If you have a solution for managing and distributing privileged access, it only makes sense to then facilitate, control and monitor the user’s activities on the asset via session management. It seems like every password management vendor has a different approach to this, so there are a few things to be cognizant of. First, find out whether the vendor offers native session management capabilities or relies on a partner solution (which can mean more complexity and higher cost). If the vendor does offer native capabilities, are they included with the standard offering, or do they carry an extra cost?
While java in your coffee cup might ease headaches, session management that relies on Java agents can slap you with a migraine. Java requires regular security patches, and sometimes you'll need to downgrade security on the applet for it to run. Java agents can also put a damper on user experience with clunky interfaces and performance problems that discourage end user adoption.
Lack of Visibility
There’s a reason why it’s tough to find analytics and reporting screenshots on many password management vendors’ websites: It’s because what they offer can be pretty hazy. While looking at solutions, examine the asset and password discovery and reporting capabilities to ensure that you have no gaps in assessment. It should be easy to identify and understand aging passwords, view password update schedules, and generate audits of password changes for compliance purposes. Also, be wary of solutions that lack a foundational data warehouse for aggregating and correlating information over time. Make sure you can filter and drill down to hone in on granular results for specific business and compliance needs.

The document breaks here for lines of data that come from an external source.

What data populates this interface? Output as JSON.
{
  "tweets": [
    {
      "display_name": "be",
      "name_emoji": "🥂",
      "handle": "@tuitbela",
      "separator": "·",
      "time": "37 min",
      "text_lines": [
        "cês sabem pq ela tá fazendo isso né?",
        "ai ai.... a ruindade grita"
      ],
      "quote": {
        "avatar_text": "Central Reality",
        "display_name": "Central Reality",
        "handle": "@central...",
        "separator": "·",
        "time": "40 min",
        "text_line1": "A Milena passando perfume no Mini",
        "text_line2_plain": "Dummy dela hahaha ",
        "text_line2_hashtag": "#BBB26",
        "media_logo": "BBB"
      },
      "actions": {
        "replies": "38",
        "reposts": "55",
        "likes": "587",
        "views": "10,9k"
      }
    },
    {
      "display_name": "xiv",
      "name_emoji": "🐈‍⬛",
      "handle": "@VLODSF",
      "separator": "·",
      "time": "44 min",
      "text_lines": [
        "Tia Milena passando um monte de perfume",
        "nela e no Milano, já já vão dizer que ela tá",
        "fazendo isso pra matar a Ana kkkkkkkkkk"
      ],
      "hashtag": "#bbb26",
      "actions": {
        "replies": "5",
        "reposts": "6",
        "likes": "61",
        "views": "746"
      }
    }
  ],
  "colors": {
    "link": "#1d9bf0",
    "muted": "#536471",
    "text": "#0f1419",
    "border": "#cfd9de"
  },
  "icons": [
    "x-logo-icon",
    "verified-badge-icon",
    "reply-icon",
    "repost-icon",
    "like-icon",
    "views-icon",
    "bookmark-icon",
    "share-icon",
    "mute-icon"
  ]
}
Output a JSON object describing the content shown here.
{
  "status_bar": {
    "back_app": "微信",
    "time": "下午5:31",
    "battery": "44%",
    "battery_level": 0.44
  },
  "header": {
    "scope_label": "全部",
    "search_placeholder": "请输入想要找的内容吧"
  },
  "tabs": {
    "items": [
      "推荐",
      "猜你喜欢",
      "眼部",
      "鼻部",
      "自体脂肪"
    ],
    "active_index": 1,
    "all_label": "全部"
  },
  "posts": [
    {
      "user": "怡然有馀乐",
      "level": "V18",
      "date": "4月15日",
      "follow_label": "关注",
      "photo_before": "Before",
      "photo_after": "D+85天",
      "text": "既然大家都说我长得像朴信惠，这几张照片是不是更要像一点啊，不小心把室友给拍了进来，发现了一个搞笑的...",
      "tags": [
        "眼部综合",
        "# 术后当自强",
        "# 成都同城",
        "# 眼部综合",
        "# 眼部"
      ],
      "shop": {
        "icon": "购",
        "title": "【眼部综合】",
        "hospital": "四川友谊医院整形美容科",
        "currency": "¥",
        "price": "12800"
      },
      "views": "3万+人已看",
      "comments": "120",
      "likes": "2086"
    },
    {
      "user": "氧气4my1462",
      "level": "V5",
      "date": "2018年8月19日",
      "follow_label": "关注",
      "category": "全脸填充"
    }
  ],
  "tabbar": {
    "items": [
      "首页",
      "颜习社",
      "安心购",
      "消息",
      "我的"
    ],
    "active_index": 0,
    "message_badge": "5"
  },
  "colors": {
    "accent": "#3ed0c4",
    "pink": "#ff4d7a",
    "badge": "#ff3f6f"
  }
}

Gaps between Vendors
It’s common for an organization to rely on several vendors for different but related processes—password management, UNIX/Linux server privilege management, and least-privilege management for Windows servers and desktops— because many vendor solutions claim to work seamlessly with competitor solutions. Integrating solutions from multiple vendors can be expensive and labor intensive, while inevitably leaving gaps in asset and account coverage.
While the fundamental driver behind privileged password management is security, a solution that always requires human intervention from an administrator to act as a gatekeeper can hamper scalability and productivity, especially in emergencies.
I realize these words of caution won’t ease all of your security headaches, but hopefully this list will help you rest a bit easier over the holiday season. Which tip shared above will be most useful to your organization?